         Because of tight, tree-lined fairways, there’s a premium on accuracy for the first four holes. In fact, it’s not a bad idea to bag your driver here and hit hybrid or long iron. You can easily go OB here and add strokes to your card in a hurry. Better to keep it in play and trade 20 yards or so off the tee for a spot in the fairway and hopefully survive this otherwise benign opening stretch mostly unscathed.

Turn It Loose

         The par-5 No. 5 is a true grip-and-rip hole and a preview of what much of the rest of the course is like. Plenty of room to operate here, so hit it long and maybe get home in two. Anything over par here feels like a major missed opportunity.

         The remaining 5s, and some shorter par 4s, particularly No. 8, are holes where a big drive can pay big dividends.

Double Check Your GPS

         No. 7 is the trickiest par-3 on the course. Club selection to this tiered green is huge here and also takes some calculation. Pin location, wind speed and tee box position – they move it all over the place – all play a factor here and can mean hitting anything from sand wedge to seven iron. Choose carefully, swing confidently. When the pin is on the lower tier, you can use the ridge as a backstop.

Take a Picture

         As dastardly as No. 7 can be to play, it’s a real beauty when the Lilly pads are in bloom and provide a pleasing floral accent to the hole. Hopefully you won’t be looking for your ball beneath them.

Caddie Tip

         No. 9 is a downhill par-4 with a creek carry to an small green. When the wind is blowing in from the west, factor an extra club, or even two, on your approach. The hole is normally plenty scoreable, but if the pin is back-right, take par if you can get it and be happy about it.

At The Turn

         If you’re in need of a snack for the back, 2 Oaks Pub offers a unique treat: homemade potato chips. Grab a bag for the back and enjoy.

Whatever You Do, DON’T Hit It Here

         The back begins with a longish par-3, usually played with a strong crosswind. Miss left or short, but DO NOT push one into the bunker of the right. It’s a tough up-and-down, made nearly impossible by the overhanging tree that covers half the trap.        Note: Careful on a recovery shot from the left side because those have been known to find the trap as well.

You’ll Want To, But Don’t …

         Hit driver on No. 15, a severe dogleg-left par-4 that plays up to 350 yards. It’s tempting, especially if you hit a draw, but there’s little reward for the risk of unnecessarily bringing huge water on the left and sand dead-ahead into play. Sometimes there’s something to be said for letting an easy hole play easy. Just float a rescue or iron out right and be happy with a wedge shot into a receptive green.  Your round may be able to use a painless par at this point.

 Don’t Let This Hole Hit You on The Way Home
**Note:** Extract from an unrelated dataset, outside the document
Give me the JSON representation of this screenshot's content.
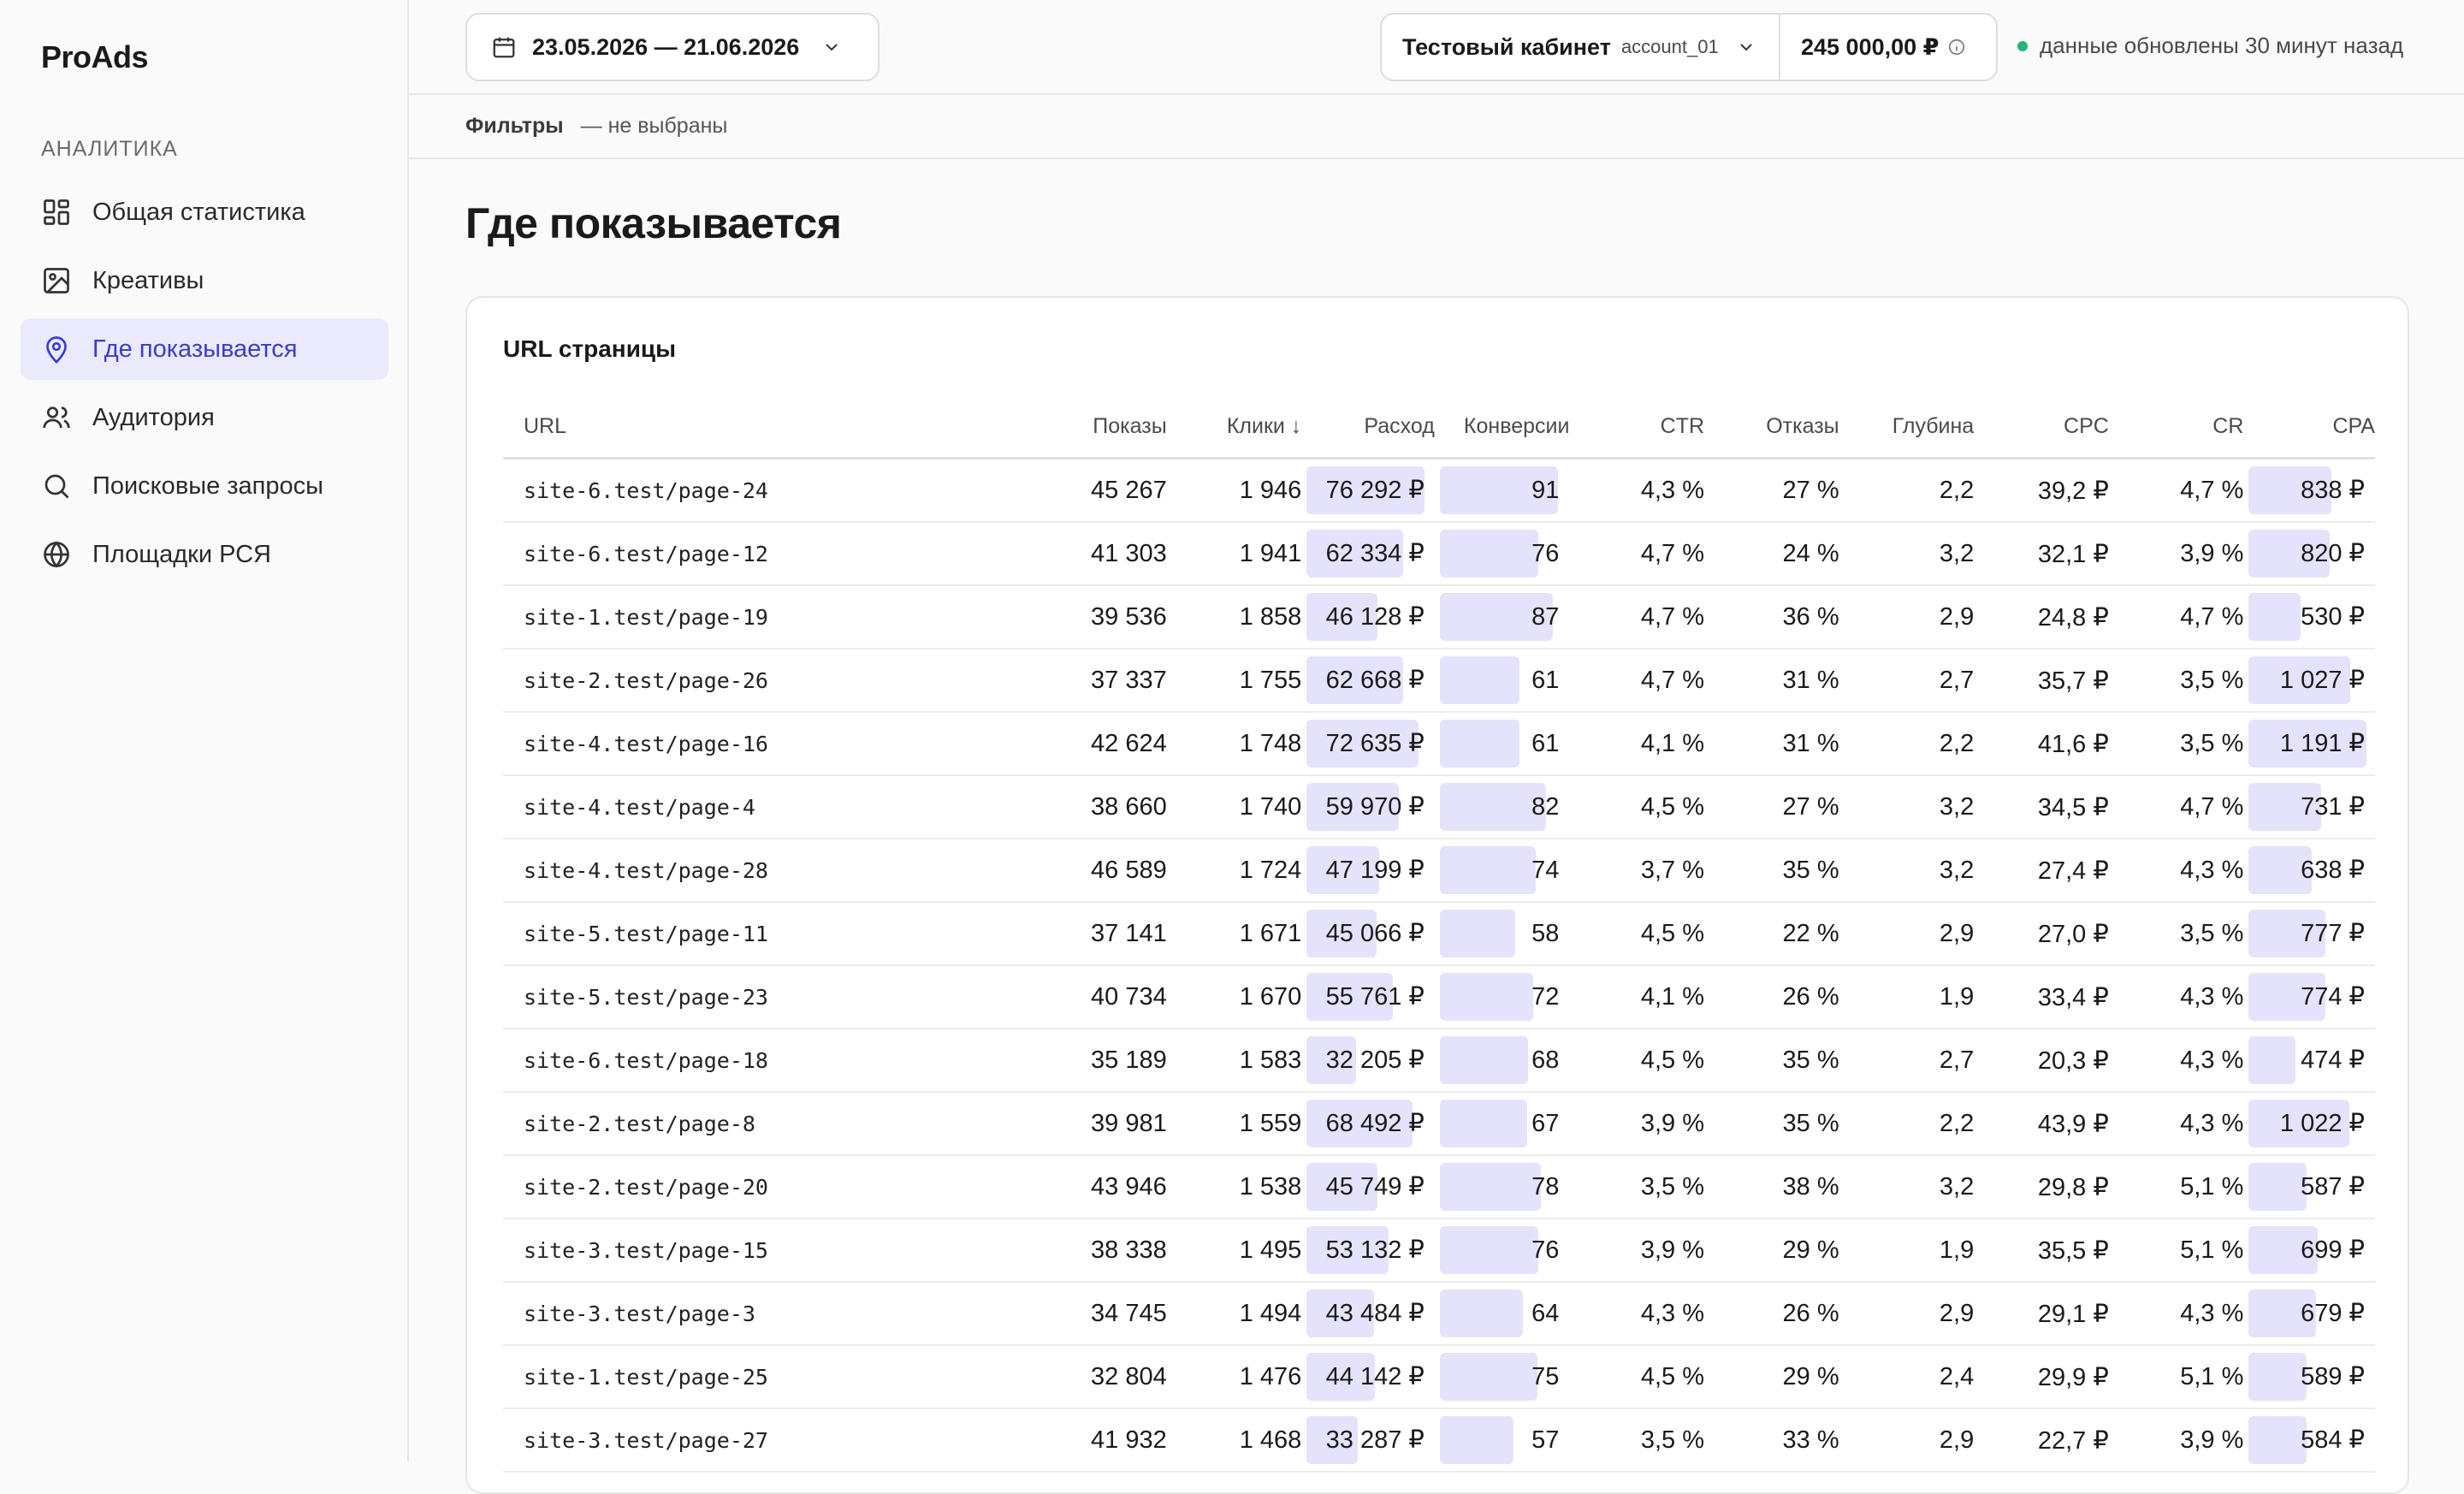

         The par-5 No. 16 can trip you up in you’re not careful. Maybe it’s the off-set tee box, but tee shots have a way of going right here and either end up OB or tree-trapped. Left is no picnic, either, thanks to a bunker complex. If you’re hitting it great and straight, by all means fire way. If not, checking down to something that gives you 220-250 yards in the fairway may be your play. Avoid trouble off the tee and there’s little left to worry about besides an occasionally tricky pin position.

 Best Chance to End Up Buying A Round for the House (Hole-in-One)

         You can make a case for No. 3, but I’m going to go with the straightaway No. 17. It can play up to 194 yards, but often plays much shorter and has a green with several receptive pin placements. You can be aggressive with this one.

 You’ll Break 90 if …

         You avoid big trouble early in the round and spend the rest of the day playing catch up, although you can certainly do it on the back.

 You’ll Break 80 if …

         You can steal a birdie from the opening holes and take advantage of the very score-able par-5s and 4s.

 But You’ll Probably be Happy With …

         A scorecard full of pars and a few solid birdies, particularly if one of them is on the par-3 No. 7. There’s a something especially satisfying about getting a two there after negotiating the water, wind and a green with a huge ridge in it. If the pin is on the lower tier, you can have fun watching the ball filter back to the hole and maybe give you the shot of a lifetime.